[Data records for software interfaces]
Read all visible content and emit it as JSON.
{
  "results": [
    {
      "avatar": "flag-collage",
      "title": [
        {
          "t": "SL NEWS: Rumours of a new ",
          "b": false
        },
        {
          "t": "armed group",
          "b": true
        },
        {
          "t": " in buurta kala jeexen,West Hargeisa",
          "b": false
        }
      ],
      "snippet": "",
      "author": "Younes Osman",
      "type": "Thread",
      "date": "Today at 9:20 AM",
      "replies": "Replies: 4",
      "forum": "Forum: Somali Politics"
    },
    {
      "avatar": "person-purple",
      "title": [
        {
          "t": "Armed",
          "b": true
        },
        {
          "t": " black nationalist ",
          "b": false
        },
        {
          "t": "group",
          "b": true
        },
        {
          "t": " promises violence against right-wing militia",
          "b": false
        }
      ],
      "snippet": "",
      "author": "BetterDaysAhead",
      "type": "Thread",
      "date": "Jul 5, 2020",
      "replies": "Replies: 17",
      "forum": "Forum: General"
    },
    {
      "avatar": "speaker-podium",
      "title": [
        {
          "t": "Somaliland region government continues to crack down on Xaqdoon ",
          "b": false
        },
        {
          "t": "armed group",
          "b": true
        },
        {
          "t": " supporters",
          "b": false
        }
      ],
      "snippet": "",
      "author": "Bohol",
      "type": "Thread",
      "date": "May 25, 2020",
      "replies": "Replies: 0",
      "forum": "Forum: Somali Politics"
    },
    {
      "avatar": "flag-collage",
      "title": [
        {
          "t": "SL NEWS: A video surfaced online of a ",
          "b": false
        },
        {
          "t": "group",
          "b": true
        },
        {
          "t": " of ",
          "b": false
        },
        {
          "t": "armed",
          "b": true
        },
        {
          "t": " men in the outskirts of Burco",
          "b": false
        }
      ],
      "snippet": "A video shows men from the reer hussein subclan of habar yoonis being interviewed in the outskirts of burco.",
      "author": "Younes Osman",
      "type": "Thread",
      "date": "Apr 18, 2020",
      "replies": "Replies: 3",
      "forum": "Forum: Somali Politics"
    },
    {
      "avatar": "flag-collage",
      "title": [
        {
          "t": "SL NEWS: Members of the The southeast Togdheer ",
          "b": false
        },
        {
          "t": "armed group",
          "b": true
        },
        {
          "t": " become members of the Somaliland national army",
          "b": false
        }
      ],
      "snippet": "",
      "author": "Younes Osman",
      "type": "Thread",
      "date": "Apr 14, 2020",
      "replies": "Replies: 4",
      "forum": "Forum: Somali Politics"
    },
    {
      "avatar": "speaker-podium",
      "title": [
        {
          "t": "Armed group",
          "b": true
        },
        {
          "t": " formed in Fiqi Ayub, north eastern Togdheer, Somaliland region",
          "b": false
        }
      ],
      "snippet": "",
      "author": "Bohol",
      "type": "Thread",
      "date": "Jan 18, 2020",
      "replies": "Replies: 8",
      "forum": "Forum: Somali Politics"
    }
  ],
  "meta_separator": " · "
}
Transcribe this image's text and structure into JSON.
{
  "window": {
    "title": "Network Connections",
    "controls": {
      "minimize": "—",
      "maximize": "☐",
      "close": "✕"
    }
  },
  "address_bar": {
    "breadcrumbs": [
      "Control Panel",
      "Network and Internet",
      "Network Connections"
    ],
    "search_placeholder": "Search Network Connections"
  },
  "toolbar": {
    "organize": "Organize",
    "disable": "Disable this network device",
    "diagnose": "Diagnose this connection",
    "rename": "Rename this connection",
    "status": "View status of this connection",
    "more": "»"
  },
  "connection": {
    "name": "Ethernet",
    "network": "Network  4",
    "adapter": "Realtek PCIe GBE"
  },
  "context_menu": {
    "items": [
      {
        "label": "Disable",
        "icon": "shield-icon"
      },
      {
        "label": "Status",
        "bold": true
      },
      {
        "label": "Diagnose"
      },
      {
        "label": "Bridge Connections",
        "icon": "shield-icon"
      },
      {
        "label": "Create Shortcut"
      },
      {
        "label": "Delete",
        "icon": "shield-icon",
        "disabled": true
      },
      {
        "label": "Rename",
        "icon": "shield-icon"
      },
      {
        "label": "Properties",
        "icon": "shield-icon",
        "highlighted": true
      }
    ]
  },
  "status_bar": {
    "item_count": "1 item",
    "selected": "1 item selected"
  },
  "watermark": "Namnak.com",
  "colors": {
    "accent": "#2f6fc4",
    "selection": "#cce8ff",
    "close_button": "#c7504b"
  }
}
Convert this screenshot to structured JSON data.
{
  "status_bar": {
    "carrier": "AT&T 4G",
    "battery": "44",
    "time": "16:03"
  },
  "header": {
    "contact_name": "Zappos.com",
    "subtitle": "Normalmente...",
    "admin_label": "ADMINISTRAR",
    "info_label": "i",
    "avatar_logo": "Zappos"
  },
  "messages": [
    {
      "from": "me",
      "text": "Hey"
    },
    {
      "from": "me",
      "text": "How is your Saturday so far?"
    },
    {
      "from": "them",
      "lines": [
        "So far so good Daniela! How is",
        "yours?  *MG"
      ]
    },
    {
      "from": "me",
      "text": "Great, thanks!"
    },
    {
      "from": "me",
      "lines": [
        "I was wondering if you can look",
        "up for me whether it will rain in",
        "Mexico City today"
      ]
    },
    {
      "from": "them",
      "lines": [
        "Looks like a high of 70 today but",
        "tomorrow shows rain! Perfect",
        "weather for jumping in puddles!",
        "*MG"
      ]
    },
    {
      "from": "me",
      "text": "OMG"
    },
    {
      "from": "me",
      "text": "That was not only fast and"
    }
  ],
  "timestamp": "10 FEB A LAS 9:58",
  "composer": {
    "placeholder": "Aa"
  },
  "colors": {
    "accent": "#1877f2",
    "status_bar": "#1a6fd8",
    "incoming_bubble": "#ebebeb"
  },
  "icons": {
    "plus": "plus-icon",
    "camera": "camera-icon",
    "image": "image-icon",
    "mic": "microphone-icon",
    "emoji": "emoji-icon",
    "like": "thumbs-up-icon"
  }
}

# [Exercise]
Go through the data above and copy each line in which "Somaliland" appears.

# [Task output]
          "t": "Somaliland region government continues to crack down on Xaqdoon ",
          "t": " become members of the Somaliland national army",
          "t": " formed in Fiqi Ayub, north eastern Togdheer, Somaliland region",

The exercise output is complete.